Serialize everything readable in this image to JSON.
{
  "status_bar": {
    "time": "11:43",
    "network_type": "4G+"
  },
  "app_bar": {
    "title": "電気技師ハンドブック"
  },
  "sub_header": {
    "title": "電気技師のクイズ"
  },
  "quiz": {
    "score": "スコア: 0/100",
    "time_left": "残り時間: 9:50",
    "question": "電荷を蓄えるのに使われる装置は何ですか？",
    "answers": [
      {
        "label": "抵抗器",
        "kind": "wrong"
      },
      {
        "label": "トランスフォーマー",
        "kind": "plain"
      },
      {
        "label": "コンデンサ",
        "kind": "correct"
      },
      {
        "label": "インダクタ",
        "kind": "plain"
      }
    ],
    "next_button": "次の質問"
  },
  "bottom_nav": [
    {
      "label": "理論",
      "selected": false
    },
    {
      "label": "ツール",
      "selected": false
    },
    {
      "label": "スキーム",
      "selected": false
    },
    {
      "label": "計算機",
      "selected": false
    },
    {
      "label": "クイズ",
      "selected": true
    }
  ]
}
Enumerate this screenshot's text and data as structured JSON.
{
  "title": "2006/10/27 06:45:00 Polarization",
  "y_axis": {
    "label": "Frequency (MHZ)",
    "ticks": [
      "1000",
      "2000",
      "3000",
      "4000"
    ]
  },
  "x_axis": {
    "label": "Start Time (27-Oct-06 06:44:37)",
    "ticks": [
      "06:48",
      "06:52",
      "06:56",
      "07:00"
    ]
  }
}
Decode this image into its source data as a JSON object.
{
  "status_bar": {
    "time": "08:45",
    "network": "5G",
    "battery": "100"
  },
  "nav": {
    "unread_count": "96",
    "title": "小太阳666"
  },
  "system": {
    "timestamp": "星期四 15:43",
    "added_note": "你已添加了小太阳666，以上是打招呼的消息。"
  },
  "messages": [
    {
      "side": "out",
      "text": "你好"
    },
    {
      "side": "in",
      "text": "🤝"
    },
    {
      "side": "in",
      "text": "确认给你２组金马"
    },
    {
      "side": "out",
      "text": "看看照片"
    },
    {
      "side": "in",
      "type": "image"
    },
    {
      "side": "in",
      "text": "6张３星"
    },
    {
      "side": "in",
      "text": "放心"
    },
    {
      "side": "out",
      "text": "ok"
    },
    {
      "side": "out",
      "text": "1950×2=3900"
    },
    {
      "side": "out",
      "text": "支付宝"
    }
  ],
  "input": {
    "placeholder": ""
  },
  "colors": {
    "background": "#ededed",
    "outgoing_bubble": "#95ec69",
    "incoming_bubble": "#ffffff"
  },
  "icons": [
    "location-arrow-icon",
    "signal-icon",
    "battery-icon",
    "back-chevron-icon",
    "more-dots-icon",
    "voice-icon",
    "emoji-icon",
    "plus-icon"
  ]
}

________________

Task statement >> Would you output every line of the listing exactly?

Worked solution >>
Serialize everything readable in this image to JSON.
{
  "status_bar": {
    "time": "11:43",
    "network_type": "4G+"
  },
  "app_bar": {
    "title": "電気技師ハンドブック"
  },
  "sub_header": {
    "title": "電気技師のクイズ"
  },
  "quiz": {
    "score": "スコア: 0/100",
    "time_left": "残り時間: 9:50",
    "question": "電荷を蓄えるのに使われる装置は何ですか？",
    "answers": [
      {
        "label": "抵抗器",
        "kind": "wrong"
      },
      {
        "label": "トランスフォーマー",
        "kind": "plain"
      },
      {
        "label": "コンデンサ",
        "kind": "correct"
      },
      {
        "label": "インダクタ",
        "kind": "plain"
      }
    ],
    "next_button": "次の質問"
  },
  "bottom_nav": [
    {
      "label": "理論",
      "selected": false
    },
    {
      "label": "ツール",
      "selected": false
    },
    {
      "label": "スキーム",
      "selected": false
    },
    {
      "label": "計算機",
      "selected": false
    },
    {
      "label": "クイズ",
      "selected": true
    }
  ]
}
Enumerate this screenshot's text and data as structured JSON.
{
  "title": "2006/10/27 06:45:00 Polarization",
  "y_axis": {
    "label": "Frequency (MHZ)",
    "ticks": [
      "1000",
      "2000",
      "3000",
      "4000"
    ]
  },
  "x_axis": {
    "label": "Start Time (27-Oct-06 06:44:37)",
    "ticks": [
      "06:48",
      "06:52",
      "06:56",
      "07:00"
    ]
  }
}
Decode this image into its source data as a JSON object.
{
  "status_bar": {
    "time": "08:45",
    "network": "5G",
    "battery": "100"
  },
  "nav": {
    "unread_count": "96",
    "title": "小太阳666"
  },
  "system": {
    "timestamp": "星期四 15:43",
    "added_note": "你已添加了小太阳666，以上是打招呼的消息。"
  },
  "messages": [
    {
      "side": "out",
      "text": "你好"
    },
    {
      "side": "in",
      "text": "🤝"
    },
    {
      "side": "in",
      "text": "确认给你２组金马"
    },
    {
      "side": "out",
      "text": "看看照片"
    },
    {
      "side": "in",
      "type": "image"
    },
    {
      "side": "in",
      "text": "6张３星"
    },
    {
      "side": "in",
      "text": "放心"
    },
    {
      "side": "out",
      "text": "ok"
    },
    {
      "side": "out",
      "text": "1950×2=3900"
    },
    {
      "side": "out",
      "text": "支付宝"
    }
  ],
  "input": {
    "placeholder": ""
  },
  "colors": {
    "background": "#ededed",
    "outgoing_bubble": "#95ec69",
    "incoming_bubble": "#ffffff"
  },
  "icons": [
    "location-arrow-icon",
    "signal-icon",
    "battery-icon",
    "back-chevron-icon",
    "more-dots-icon",
    "voice-icon",
    "emoji-icon",
    "plus-icon"
  ]
}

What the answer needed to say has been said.